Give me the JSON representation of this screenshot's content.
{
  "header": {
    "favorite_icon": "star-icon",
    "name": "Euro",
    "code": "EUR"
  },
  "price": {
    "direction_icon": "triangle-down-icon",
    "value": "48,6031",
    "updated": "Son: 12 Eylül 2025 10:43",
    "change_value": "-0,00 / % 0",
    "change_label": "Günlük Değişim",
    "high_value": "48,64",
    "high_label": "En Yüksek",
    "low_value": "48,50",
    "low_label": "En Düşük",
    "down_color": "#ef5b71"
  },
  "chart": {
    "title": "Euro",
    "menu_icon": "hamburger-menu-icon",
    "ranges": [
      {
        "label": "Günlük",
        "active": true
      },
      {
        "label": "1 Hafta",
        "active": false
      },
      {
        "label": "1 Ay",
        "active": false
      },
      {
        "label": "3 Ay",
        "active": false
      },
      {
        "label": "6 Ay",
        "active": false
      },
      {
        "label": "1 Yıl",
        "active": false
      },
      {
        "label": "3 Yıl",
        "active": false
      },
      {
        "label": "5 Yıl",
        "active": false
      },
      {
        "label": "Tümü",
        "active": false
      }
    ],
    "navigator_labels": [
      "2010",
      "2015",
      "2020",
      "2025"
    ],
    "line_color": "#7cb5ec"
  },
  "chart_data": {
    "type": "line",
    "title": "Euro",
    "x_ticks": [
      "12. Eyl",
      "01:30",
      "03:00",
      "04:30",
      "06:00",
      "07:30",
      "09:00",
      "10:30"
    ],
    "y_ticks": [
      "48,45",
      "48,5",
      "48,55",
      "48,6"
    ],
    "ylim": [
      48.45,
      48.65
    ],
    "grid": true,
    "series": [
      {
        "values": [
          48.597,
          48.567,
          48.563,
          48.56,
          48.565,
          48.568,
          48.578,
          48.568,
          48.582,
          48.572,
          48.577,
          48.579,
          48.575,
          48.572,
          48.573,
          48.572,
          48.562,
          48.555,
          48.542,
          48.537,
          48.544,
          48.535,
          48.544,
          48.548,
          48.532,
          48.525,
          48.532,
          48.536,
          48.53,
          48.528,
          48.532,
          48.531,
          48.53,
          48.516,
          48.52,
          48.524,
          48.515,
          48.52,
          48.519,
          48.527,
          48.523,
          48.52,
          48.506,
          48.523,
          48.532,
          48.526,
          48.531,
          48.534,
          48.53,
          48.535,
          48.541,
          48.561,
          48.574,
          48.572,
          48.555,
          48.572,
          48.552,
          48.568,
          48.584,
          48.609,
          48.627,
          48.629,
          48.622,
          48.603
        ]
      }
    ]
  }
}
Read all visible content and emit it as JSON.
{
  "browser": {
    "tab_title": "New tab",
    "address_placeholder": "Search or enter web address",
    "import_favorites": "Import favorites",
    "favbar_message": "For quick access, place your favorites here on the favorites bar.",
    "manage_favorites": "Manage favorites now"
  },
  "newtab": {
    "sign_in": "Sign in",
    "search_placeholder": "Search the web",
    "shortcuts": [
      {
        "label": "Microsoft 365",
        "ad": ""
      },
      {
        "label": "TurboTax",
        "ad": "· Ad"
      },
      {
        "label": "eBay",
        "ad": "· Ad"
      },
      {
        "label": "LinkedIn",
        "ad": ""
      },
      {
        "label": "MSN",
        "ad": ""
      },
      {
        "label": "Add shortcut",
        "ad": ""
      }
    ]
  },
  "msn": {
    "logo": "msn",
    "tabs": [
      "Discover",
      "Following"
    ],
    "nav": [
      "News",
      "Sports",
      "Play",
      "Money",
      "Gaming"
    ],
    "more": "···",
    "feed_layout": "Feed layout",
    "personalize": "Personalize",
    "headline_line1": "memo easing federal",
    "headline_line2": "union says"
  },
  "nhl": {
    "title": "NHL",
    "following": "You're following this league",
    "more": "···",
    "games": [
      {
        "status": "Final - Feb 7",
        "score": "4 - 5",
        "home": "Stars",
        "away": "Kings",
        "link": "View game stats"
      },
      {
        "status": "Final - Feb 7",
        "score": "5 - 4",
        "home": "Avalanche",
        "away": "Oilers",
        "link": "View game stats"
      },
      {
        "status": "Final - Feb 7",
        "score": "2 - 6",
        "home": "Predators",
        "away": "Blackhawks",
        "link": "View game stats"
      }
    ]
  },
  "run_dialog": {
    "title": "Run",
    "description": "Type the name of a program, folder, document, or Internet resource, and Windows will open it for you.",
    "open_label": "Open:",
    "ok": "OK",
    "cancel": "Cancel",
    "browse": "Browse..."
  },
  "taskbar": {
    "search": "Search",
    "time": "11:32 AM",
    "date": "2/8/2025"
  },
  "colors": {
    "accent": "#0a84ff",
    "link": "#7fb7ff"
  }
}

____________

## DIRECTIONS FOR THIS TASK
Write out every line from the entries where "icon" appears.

## EXERCISE OUTPUT
    "favorite_icon": "star-icon",
    "direction_icon": "triangle-down-icon",
    "menu_icon": "hamburger-menu-icon",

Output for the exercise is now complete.